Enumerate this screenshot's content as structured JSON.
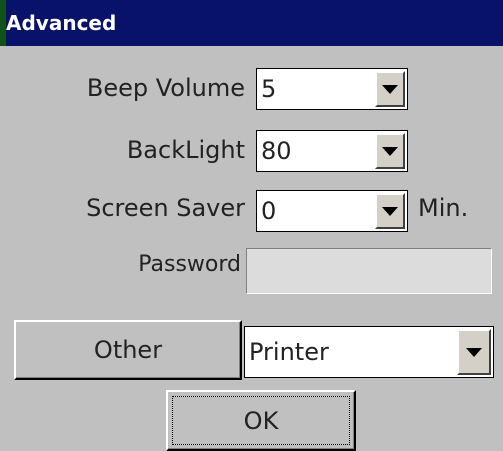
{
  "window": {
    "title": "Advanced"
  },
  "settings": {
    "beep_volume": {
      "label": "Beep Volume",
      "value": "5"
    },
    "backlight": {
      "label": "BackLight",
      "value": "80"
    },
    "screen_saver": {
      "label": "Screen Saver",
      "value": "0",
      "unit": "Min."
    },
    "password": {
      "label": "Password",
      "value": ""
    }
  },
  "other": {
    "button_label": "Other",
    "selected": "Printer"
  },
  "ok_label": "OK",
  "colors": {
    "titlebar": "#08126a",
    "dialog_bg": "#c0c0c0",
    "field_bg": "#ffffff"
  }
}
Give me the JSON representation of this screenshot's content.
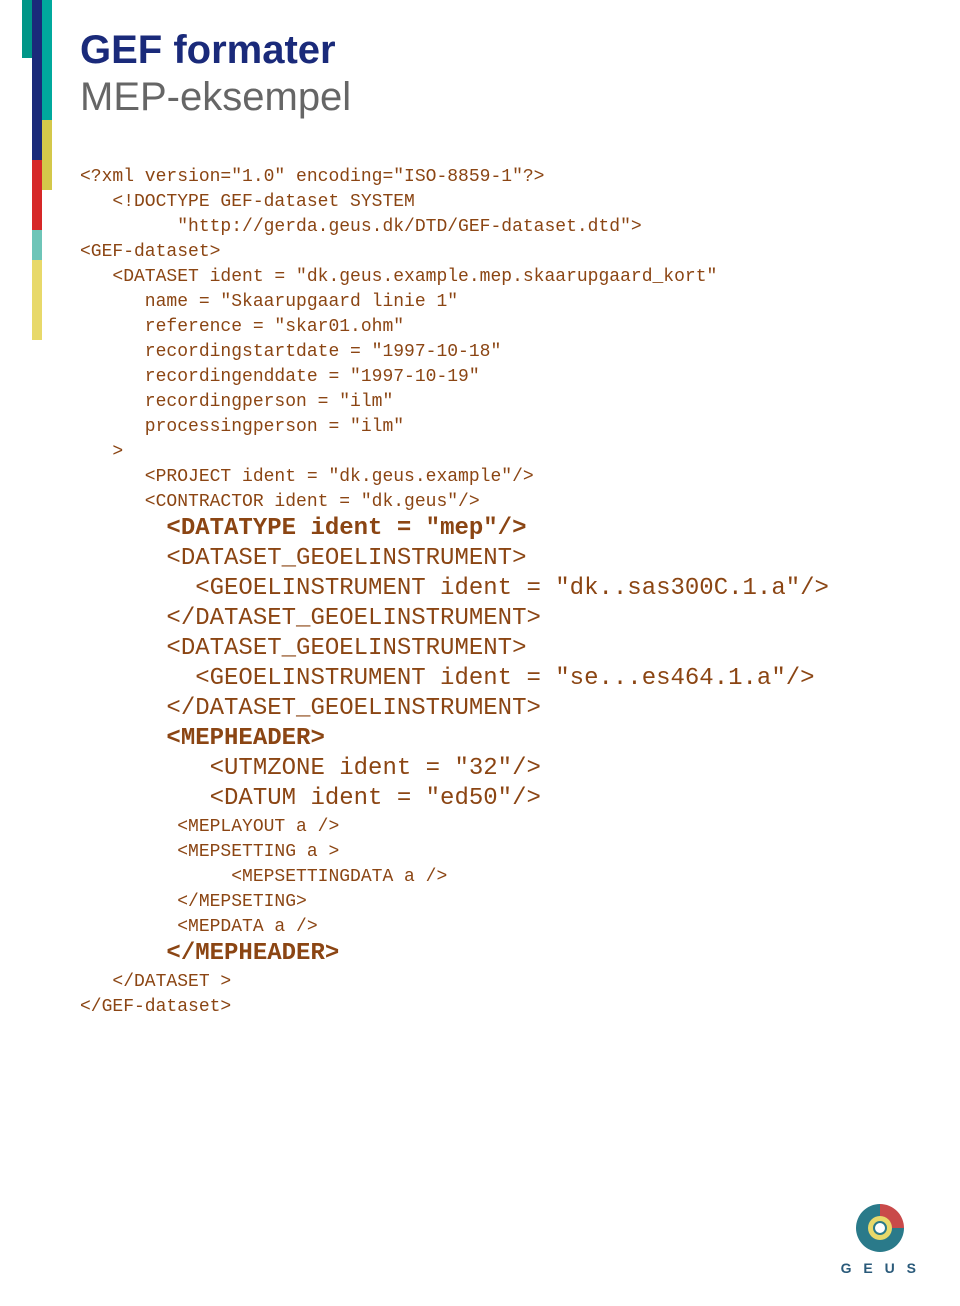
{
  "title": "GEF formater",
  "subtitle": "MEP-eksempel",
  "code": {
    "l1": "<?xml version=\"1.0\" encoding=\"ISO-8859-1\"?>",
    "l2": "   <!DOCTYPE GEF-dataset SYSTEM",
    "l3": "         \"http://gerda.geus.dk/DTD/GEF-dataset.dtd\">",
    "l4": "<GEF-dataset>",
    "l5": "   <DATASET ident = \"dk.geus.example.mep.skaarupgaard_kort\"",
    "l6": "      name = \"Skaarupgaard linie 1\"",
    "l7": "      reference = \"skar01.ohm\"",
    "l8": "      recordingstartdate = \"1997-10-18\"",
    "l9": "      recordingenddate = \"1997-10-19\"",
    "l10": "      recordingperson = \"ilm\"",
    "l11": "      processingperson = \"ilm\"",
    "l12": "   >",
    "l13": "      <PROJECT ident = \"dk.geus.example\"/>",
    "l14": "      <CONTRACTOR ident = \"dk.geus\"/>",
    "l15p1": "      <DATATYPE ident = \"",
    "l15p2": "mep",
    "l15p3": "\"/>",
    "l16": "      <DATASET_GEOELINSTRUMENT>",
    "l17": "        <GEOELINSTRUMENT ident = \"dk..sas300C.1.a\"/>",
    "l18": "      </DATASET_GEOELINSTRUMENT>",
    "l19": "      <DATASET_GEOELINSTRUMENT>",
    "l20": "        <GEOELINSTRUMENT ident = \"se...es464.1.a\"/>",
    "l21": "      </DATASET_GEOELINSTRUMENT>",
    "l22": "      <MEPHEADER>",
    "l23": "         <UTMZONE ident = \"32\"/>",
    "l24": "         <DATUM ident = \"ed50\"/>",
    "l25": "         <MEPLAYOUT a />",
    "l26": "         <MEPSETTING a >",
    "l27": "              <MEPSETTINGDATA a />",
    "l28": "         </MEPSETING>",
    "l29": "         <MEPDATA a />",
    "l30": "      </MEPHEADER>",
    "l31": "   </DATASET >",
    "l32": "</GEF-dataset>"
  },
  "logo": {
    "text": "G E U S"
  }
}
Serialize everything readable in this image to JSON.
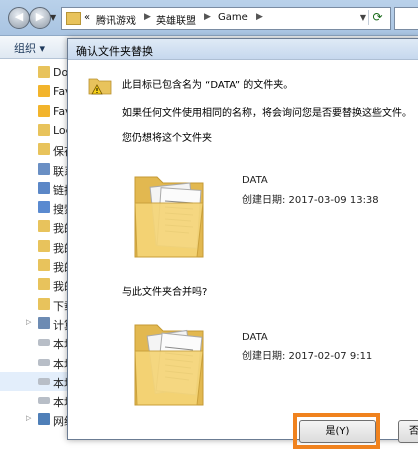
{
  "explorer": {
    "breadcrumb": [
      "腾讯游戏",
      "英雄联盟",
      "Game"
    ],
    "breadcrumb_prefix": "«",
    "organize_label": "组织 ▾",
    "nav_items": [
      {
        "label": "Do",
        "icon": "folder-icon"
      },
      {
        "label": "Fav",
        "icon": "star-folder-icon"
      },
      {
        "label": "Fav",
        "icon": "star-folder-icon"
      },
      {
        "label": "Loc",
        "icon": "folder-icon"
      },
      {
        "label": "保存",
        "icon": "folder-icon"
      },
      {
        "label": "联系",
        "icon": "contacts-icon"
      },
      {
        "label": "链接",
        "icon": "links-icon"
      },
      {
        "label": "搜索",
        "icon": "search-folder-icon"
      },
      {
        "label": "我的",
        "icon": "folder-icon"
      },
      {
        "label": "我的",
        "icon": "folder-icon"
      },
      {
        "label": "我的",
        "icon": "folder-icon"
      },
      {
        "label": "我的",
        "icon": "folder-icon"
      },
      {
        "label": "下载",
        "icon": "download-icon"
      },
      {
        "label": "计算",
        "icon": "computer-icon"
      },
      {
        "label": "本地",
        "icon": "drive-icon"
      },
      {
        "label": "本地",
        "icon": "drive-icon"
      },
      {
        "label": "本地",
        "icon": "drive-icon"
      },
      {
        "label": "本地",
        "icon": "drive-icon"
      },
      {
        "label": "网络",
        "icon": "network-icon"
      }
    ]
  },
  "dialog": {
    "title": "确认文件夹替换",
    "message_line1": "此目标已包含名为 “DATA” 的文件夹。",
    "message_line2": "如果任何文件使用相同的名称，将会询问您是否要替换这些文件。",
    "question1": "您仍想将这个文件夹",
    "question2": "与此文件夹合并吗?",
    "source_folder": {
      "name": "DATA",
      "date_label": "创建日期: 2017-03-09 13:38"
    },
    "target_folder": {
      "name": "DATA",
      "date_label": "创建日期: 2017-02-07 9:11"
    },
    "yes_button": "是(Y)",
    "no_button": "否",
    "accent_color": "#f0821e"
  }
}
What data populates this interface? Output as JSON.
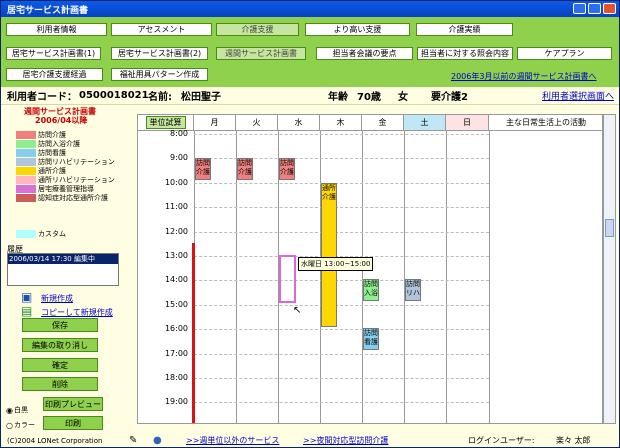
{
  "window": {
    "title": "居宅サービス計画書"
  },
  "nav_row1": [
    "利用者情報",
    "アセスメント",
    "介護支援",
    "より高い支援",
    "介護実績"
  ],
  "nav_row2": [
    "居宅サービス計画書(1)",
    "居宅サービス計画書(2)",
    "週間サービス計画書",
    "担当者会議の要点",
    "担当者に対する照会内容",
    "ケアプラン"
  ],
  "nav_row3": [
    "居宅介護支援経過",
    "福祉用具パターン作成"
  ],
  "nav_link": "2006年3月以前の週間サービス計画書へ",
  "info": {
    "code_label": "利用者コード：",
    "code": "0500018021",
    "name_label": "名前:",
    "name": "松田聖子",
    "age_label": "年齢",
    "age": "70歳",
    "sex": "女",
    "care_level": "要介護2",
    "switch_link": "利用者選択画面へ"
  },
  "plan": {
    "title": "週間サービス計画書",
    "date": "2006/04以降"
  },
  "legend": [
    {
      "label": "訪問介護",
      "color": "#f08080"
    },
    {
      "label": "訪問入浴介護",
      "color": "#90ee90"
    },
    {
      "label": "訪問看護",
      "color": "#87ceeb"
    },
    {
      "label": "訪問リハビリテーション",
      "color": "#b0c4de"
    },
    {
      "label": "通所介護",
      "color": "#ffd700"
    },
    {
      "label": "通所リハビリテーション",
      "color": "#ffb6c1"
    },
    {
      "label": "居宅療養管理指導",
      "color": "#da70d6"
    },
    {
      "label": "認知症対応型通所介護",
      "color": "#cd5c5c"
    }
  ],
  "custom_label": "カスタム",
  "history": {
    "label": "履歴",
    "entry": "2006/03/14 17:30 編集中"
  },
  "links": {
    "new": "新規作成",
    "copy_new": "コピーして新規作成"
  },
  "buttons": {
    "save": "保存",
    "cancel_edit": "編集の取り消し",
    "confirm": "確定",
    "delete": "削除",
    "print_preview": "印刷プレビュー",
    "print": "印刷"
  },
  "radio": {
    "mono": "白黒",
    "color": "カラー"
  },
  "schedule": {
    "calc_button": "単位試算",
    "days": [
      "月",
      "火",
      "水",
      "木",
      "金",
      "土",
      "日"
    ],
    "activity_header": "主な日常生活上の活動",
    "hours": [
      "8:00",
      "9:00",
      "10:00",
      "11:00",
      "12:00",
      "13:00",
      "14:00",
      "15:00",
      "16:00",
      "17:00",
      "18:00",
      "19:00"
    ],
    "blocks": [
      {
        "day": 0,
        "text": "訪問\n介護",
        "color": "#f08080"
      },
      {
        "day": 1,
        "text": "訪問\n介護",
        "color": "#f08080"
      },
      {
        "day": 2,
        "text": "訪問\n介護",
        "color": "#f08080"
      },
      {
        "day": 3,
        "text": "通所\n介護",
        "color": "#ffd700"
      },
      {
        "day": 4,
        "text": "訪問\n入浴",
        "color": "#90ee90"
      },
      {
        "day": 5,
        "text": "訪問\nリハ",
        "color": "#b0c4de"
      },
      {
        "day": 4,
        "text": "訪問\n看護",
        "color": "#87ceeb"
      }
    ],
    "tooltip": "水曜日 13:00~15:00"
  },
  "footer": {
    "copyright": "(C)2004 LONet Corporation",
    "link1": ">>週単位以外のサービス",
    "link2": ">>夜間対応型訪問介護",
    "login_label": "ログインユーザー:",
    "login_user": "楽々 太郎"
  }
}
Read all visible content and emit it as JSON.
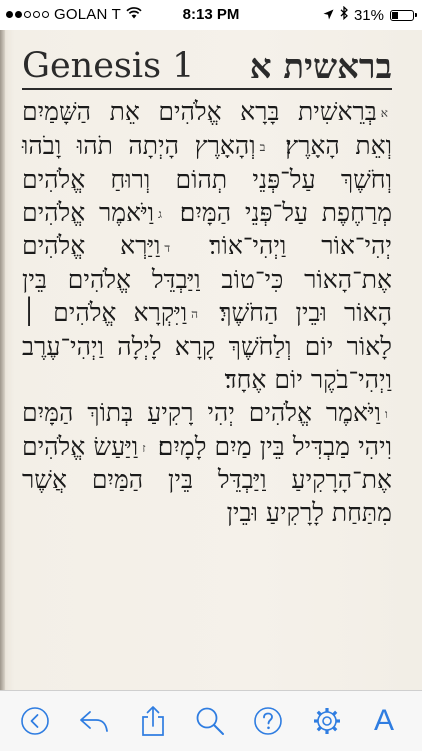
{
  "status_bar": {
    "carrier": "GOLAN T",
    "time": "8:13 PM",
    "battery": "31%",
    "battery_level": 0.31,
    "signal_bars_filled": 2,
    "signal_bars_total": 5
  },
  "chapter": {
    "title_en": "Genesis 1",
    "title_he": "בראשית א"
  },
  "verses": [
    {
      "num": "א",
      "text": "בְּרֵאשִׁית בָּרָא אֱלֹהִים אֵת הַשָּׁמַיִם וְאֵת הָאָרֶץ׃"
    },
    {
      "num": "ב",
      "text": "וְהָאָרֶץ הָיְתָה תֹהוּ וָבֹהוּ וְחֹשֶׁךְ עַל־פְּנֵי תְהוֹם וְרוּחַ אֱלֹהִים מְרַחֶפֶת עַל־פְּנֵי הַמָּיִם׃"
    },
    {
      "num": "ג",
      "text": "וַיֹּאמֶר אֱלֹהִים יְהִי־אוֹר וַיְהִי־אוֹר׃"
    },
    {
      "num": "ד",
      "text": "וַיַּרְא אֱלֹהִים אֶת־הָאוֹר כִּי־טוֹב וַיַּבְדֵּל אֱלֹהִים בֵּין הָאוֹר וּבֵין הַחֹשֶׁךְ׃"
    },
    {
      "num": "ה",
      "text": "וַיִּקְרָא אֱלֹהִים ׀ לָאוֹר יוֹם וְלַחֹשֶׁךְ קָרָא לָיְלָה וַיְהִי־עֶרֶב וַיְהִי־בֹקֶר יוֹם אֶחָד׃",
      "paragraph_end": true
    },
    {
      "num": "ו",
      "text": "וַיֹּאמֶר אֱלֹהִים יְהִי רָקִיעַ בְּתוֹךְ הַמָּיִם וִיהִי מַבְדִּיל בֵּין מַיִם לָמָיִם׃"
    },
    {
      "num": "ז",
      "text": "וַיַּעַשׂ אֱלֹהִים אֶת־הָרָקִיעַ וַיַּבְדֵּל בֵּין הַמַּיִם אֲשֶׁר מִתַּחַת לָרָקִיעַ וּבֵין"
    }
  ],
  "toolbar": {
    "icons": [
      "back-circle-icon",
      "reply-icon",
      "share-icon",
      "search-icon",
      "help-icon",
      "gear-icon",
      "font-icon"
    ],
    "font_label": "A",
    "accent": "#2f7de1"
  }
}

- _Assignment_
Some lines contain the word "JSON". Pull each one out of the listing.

- _Answer to this problem_
Enumerate this screenshot's content as structured JSON.
Give me the JSON representation of this screenshot's content.
Serialize everything readable in this image to JSON.
What data populates this interface? Output as JSON.
Read all visible content and emit it as JSON.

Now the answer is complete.